The first few times I walked into the hospital, I was in a TFT. I’d somehow stumbled in, got lost in the maze of the hospital layout, and would soon be found and politely escorted out. For the first month, it felt like all I did on placement was ask questions (and call IT), but people didn’t seem to mind and understood exactly what it was like to start a placement.
We know that doing something new helps you grow, yet it can still feel awful and uncomfortable at the time. After the fear subsided, I remembered that I do have some experience from the course and I can, of course, use and build on my existing skills.
2. Developing your reflection skills – a lot
Reflecting on discomfort, as well as your experiences generally, is so valuable on placement, in several ways. Firstly, your reflections will be useful for your PTY assignments and will help you take a wide perspective on the placement year, remembering all the wins, highlights, and challenges. Secondly, you will be building a vital skill for any career you decide to pursue, but certainly for Psychology posts, where being able to reflect on your development and skills will help at all stages of the application and training process.
I started a placement diary in September, mainly because I’d heard that it was good practice, and it would help me remember everything I’d done. However, over time, this diary grew into something of a journal, that allowed me to learn how I work best, reflect on experiences, and pause to really appreciate them.

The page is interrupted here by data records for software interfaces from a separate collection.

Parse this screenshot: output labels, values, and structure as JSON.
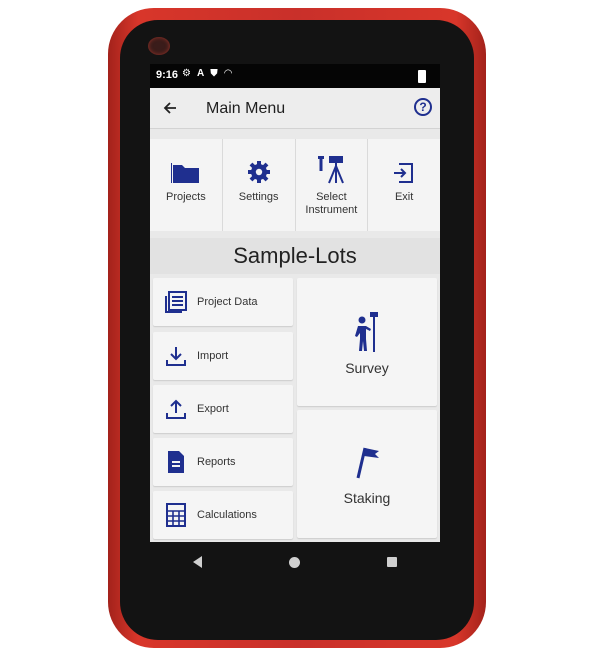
{
  "status_bar": {
    "time": "9:16",
    "icons": [
      "gear-icon",
      "a-icon",
      "shield-icon",
      "wifi-icon",
      "battery-icon"
    ]
  },
  "app_bar": {
    "title": "Main Menu",
    "help_label": "?"
  },
  "toolbar": {
    "projects_label": "Projects",
    "settings_label": "Settings",
    "select_instrument_label": "Select Instrument",
    "exit_label": "Exit"
  },
  "project": {
    "name": "Sample-Lots"
  },
  "menu": {
    "project_data_label": "Project Data",
    "import_label": "Import",
    "export_label": "Export",
    "reports_label": "Reports",
    "calculations_label": "Calculations",
    "survey_label": "Survey",
    "staking_label": "Staking"
  },
  "colors": {
    "accent": "#1f2f8f",
    "device": "#c9302a"
  }
}
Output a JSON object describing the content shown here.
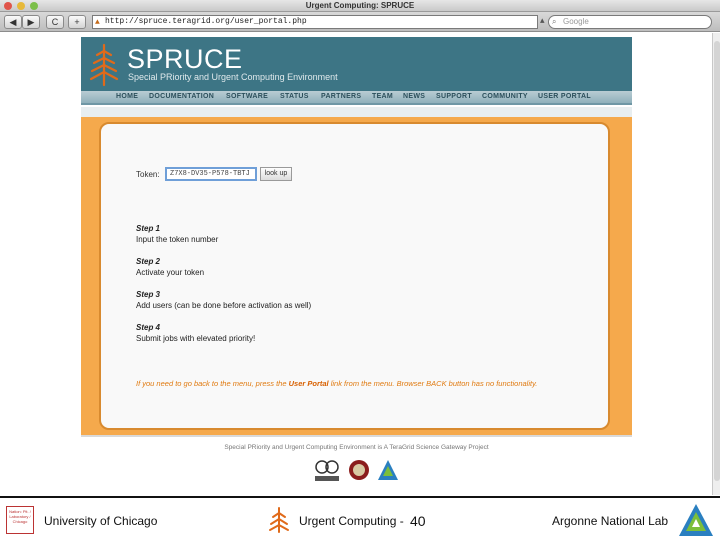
{
  "browser": {
    "window_title": "Urgent Computing: SPRUCE",
    "url": "http://spruce.teragrid.org/user_portal.php",
    "search_placeholder": "Google",
    "back_label": "◀",
    "forward_label": "▶",
    "reload_label": "C",
    "add_label": "+"
  },
  "site": {
    "title": "SPRUCE",
    "subtitle": "Special PRiority and Urgent Computing Environment",
    "nav": [
      "HOME",
      "DOCUMENTATION",
      "SOFTWARE",
      "STATUS",
      "PARTNERS",
      "TEAM",
      "NEWS",
      "SUPPORT",
      "COMMUNITY",
      "USER PORTAL"
    ]
  },
  "portal": {
    "token_label": "Token:",
    "token_value": "Z7X8-DV35-P578-TBTJ",
    "lookup_label": "look up",
    "steps": [
      {
        "title": "Step 1",
        "desc": "Input the token number"
      },
      {
        "title": "Step 2",
        "desc": "Activate your token"
      },
      {
        "title": "Step 3",
        "desc": "Add users (can be done before activation as well)"
      },
      {
        "title": "Step 4",
        "desc": "Submit jobs with elevated priority!"
      }
    ],
    "note_before": "If you need to go back to the menu, press the ",
    "note_link": "User Portal",
    "note_after": " link from the menu. Browser BACK button has no functionality."
  },
  "footer": {
    "text": "Special PRiority and Urgent Computing Environment is A TeraGrid Science Gateway Project"
  },
  "slide": {
    "left": "University of Chicago",
    "middle": "Urgent Computing -",
    "number": "40",
    "right": "Argonne National Lab",
    "uc_logo_text": "Nation: Pit. / Laboratory / Chicago"
  },
  "colors": {
    "header": "#3d7585",
    "content_orange": "#f5a94c",
    "note_orange": "#e07a10",
    "tree_orange": "#e06a1a"
  }
}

Also see this article, quote taken from https://brenebrown.com/blog/2020/03/21/collective-vulnerability/#close-popup